──────── Dataset entries ────────

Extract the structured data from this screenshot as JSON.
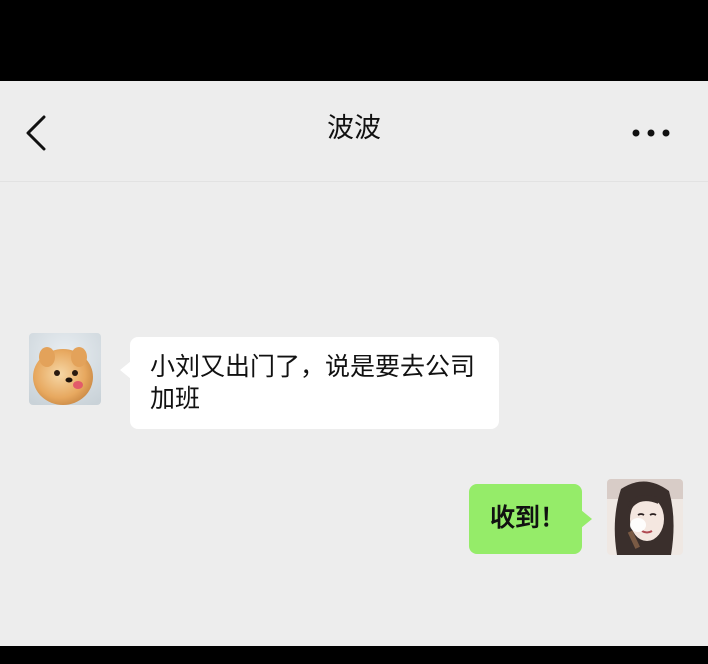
{
  "header": {
    "title": "波波",
    "back_icon": "chevron-left-icon",
    "more_icon": "more-horizontal-icon"
  },
  "messages": [
    {
      "side": "left",
      "sender_avatar": "pomeranian-dog-avatar",
      "text": "小刘又出门了，说是要去公司加班"
    },
    {
      "side": "right",
      "sender_avatar": "woman-sketch-avatar",
      "text": "收到！"
    }
  ],
  "colors": {
    "background": "#ededed",
    "incoming_bubble": "#ffffff",
    "outgoing_bubble": "#95ec69",
    "frame": "#000000"
  }
}
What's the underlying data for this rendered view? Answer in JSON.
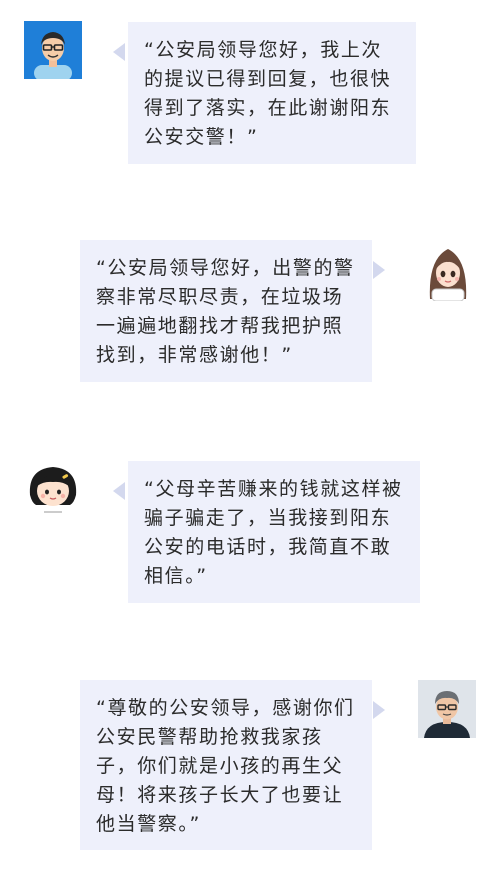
{
  "messages": [
    {
      "id": "msg1",
      "side": "left",
      "avatar": "man-glasses-avatar-icon",
      "text": "“公安局领导您好，我上次的提议已得到回复，也很快得到了落实，在此谢谢阳东公安交警！”"
    },
    {
      "id": "msg2",
      "side": "right",
      "avatar": "girl-long-hair-avatar-icon",
      "text": "“公安局领导您好，出警的警察非常尽职尽责，在垃圾场一遍遍地翻找才帮我把护照找到，非常感谢他！”"
    },
    {
      "id": "msg3",
      "side": "left",
      "avatar": "girl-bob-hair-avatar-icon",
      "text": "“父母辛苦赚来的钱就这样被骗子骗走了，当我接到阳东公安的电话时，我简直不敢相信。”"
    },
    {
      "id": "msg4",
      "side": "right",
      "avatar": "man-short-hair-avatar-icon",
      "text": "“尊敬的公安领导，感谢你们公安民警帮助抢救我家孩子，你们就是小孩的再生父母！将来孩子长大了也要让他当警察。”"
    }
  ],
  "colors": {
    "bubble_bg": "#eef0fb",
    "tail": "#d3d8ee",
    "text": "#2b2b2b"
  }
}
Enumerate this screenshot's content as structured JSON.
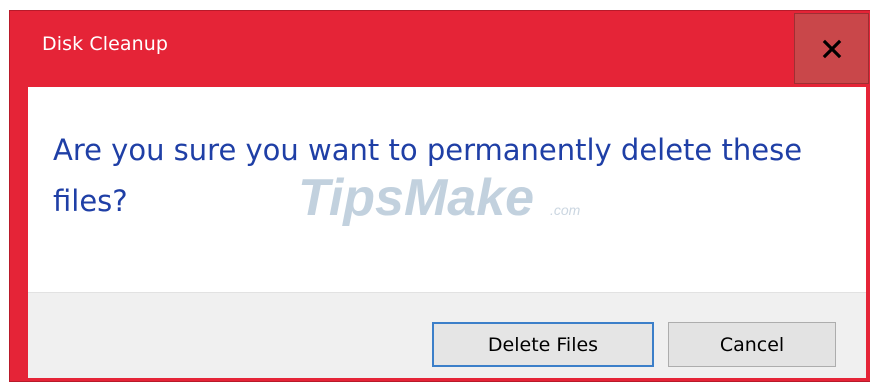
{
  "dialog": {
    "title": "Disk Cleanup",
    "close_icon": "close-icon",
    "message": "Are you sure you want to permanently delete these files?",
    "buttons": {
      "primary_label": "Delete Files",
      "cancel_label": "Cancel"
    }
  },
  "watermark": {
    "text_main": "TipsMake",
    "text_suffix": ".com"
  },
  "colors": {
    "titlebar": "#e52437",
    "close_button": "#c9474a",
    "message_text": "#1f3fa6",
    "footer": "#f0f0f0",
    "primary_button_border": "#3c7fc9"
  }
}
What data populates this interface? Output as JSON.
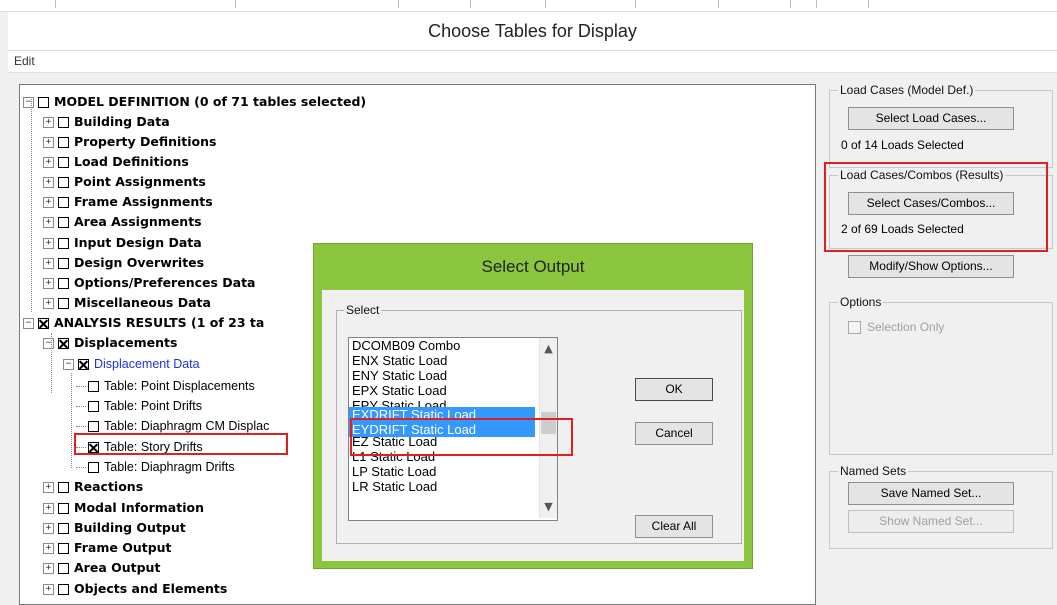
{
  "window": {
    "title": "Choose Tables for Display"
  },
  "menu": {
    "edit": "Edit"
  },
  "tree": {
    "model_definition": "MODEL DEFINITION  (0 of 71 tables selected)",
    "building_data": "Building Data",
    "property_definitions": "Property Definitions",
    "load_definitions": "Load Definitions",
    "point_assignments": "Point Assignments",
    "frame_assignments": "Frame Assignments",
    "area_assignments": "Area Assignments",
    "input_design_data": "Input Design Data",
    "design_overwrites": "Design Overwrites",
    "options_preferences": "Options/Preferences Data",
    "miscellaneous": "Miscellaneous Data",
    "analysis_results": "ANALYSIS RESULTS  (1 of 23 ta",
    "displacements": "Displacements",
    "displacement_data": "Displacement Data",
    "point_displacements": "Table:  Point Displacements",
    "point_drifts": "Table:  Point Drifts",
    "diaphragm_cm": "Table:  Diaphragm CM Displac",
    "story_drifts": "Table:  Story Drifts",
    "diaphragm_drifts": "Table:  Diaphragm Drifts",
    "reactions": "Reactions",
    "modal_information": "Modal Information",
    "building_output": "Building Output",
    "frame_output": "Frame Output",
    "area_output": "Area Output",
    "objects_elements": "Objects and Elements"
  },
  "right_panel": {
    "load_cases_group": "Load Cases (Model Def.)",
    "select_load_cases": "Select Load Cases...",
    "load_cases_count": "0  of  14  Loads Selected",
    "load_combos_group": "Load Cases/Combos (Results)",
    "select_cases_combos": "Select Cases/Combos...",
    "combos_count": "2  of  69  Loads Selected",
    "modify_show_options": "Modify/Show Options...",
    "options_group": "Options",
    "selection_only": "Selection Only",
    "named_sets_group": "Named Sets",
    "save_named_set": "Save Named Set...",
    "show_named_set": "Show Named Set..."
  },
  "dialog": {
    "title": "Select Output",
    "select_group": "Select",
    "items": [
      "DCOMB09 Combo",
      "ENX Static Load",
      "ENY Static Load",
      "EPX Static Load",
      "EPY Static Load",
      "EXDRIFT Static Load",
      "EYDRIFT Static Load",
      "EZ Static Load",
      "L1 Static Load",
      "LP Static Load",
      "LR Static Load"
    ],
    "ok": "OK",
    "cancel": "Cancel",
    "clear_all": "Clear All"
  },
  "colors": {
    "dialog_accent": "#8cc63f",
    "selection": "#3399ff",
    "highlight_box": "#e02020",
    "tree_link": "#1c35d6"
  }
}
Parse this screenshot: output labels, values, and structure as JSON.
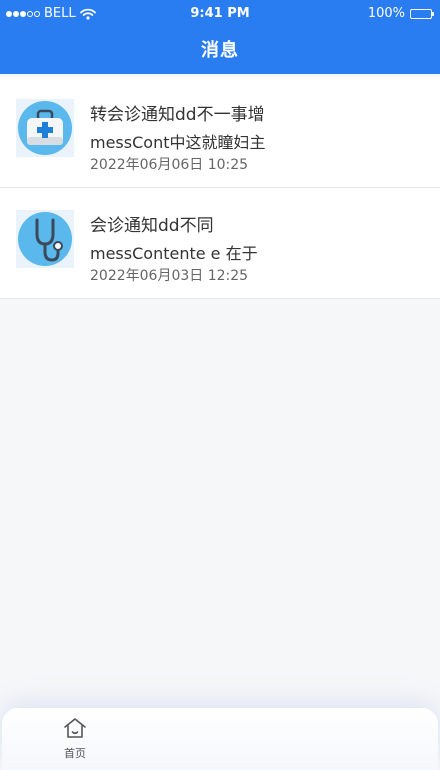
{
  "status_bar": {
    "carrier": "BELL",
    "time": "9:41 PM",
    "battery": "100%",
    "battery_level": 1.0
  },
  "nav": {
    "title": "消息"
  },
  "messages": [
    {
      "icon": "medical-kit-icon",
      "title": "转会诊通知dd不一事增",
      "content": "messCont中这就瞳妇主",
      "time": "2022年06月06日  10:25"
    },
    {
      "icon": "stethoscope-icon",
      "title": "会诊通知dd不同",
      "content": "messContente e 在于",
      "time": "2022年06月03日  12:25"
    }
  ],
  "tabbar": {
    "items": [
      {
        "label": "首页",
        "icon": "home-icon"
      }
    ]
  },
  "colors": {
    "brand": "#2a7df0",
    "icon_circle": "#5ab8ec",
    "background": "#f6f7f9"
  }
}
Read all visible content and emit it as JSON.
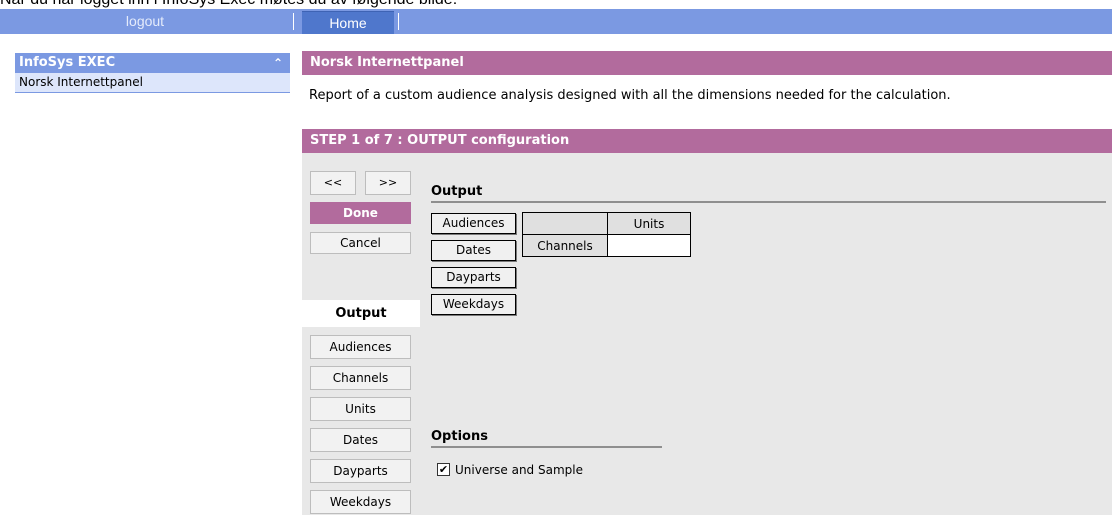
{
  "caption": "Når du har logget inn i InfoSys Exec møtes du av følgende bilde:",
  "topbar": {
    "logout": "logout",
    "home": "Home"
  },
  "sidebar": {
    "title": "InfoSys EXEC",
    "collapse_icon": "⌃",
    "items": [
      {
        "label": "Norsk Internettpanel"
      }
    ]
  },
  "panel": {
    "title": "Norsk Internettpanel",
    "description": "Report of a custom audience analysis designed with all the dimensions needed for the calculation."
  },
  "step": {
    "title": "STEP 1 of 7 : OUTPUT configuration",
    "prev_label": "<<",
    "next_label": ">>",
    "done_label": "Done",
    "cancel_label": "Cancel"
  },
  "tabs": {
    "active": "Output",
    "items": [
      "Audiences",
      "Channels",
      "Units",
      "Dates",
      "Dayparts",
      "Weekdays"
    ]
  },
  "output": {
    "title": "Output",
    "available_dimensions": [
      "Audiences",
      "Dates",
      "Dayparts",
      "Weekdays"
    ],
    "grid": {
      "column_header": "Units",
      "row_header": "Channels"
    }
  },
  "options": {
    "title": "Options",
    "universe_and_sample": {
      "label": "Universe and Sample",
      "checked": true,
      "mark": "✔"
    }
  },
  "colors": {
    "nav_blue": "#7b99e2",
    "home_blue": "#4f77cc",
    "header_purple": "#b26b9d",
    "panel_gray": "#e8e8e8"
  }
}
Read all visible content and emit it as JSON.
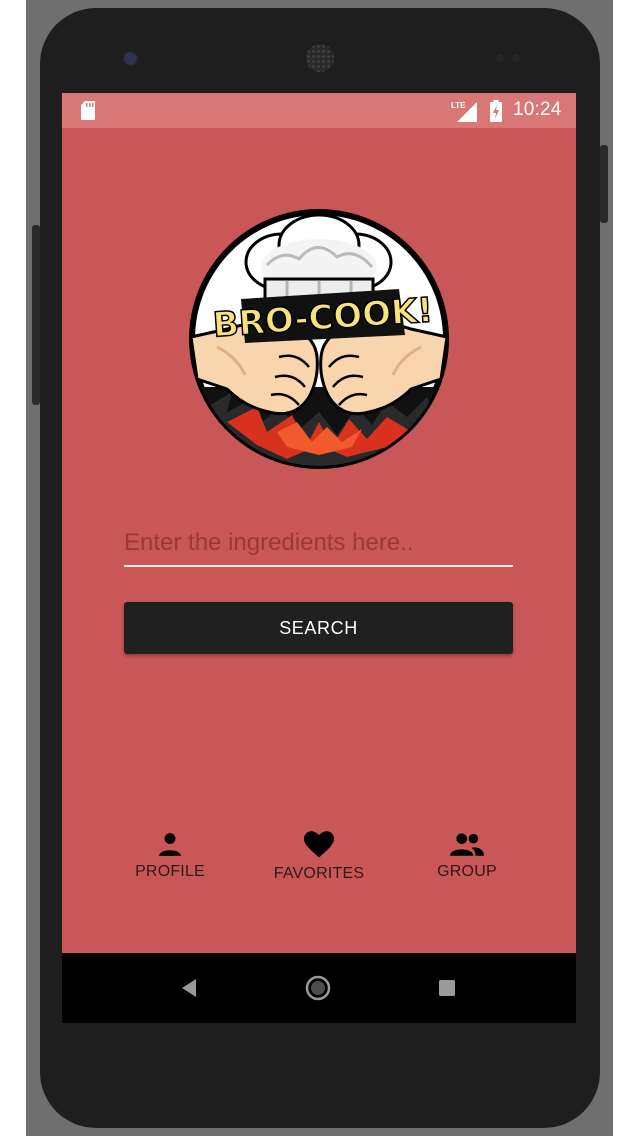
{
  "status_bar": {
    "time": "10:24",
    "network": "LTE",
    "icons": [
      "sd-card-icon",
      "signal-icon",
      "battery-charging-icon"
    ]
  },
  "logo": {
    "text": "BRO-COOK!",
    "icons": [
      "chef-hat-icon",
      "fist-bump-icon"
    ]
  },
  "search": {
    "placeholder": "Enter the ingredients here..",
    "value": "",
    "button_label": "SEARCH"
  },
  "bottom_nav": [
    {
      "label": "PROFILE",
      "icon": "person-icon"
    },
    {
      "label": "FAVORITES",
      "icon": "heart-icon"
    },
    {
      "label": "GROUP",
      "icon": "group-icon"
    }
  ],
  "system_nav": {
    "icons": [
      "back-icon",
      "home-icon",
      "recents-icon"
    ]
  },
  "colors": {
    "background": "#ca5757",
    "status_bar": "#d97676",
    "button": "#202020",
    "button_text": "#ffffff",
    "nav_text": "#2a1a1a"
  }
}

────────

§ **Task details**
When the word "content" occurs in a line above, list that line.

§ **Finished exercise**
Enumerate this screenshot's content as structured JSON.
      "content": "messCont中这就瞳妇主",
      "content": "messContente e 在于",
Read all visible content and emit it as JSON.
Read all visible content and emit it as JSON.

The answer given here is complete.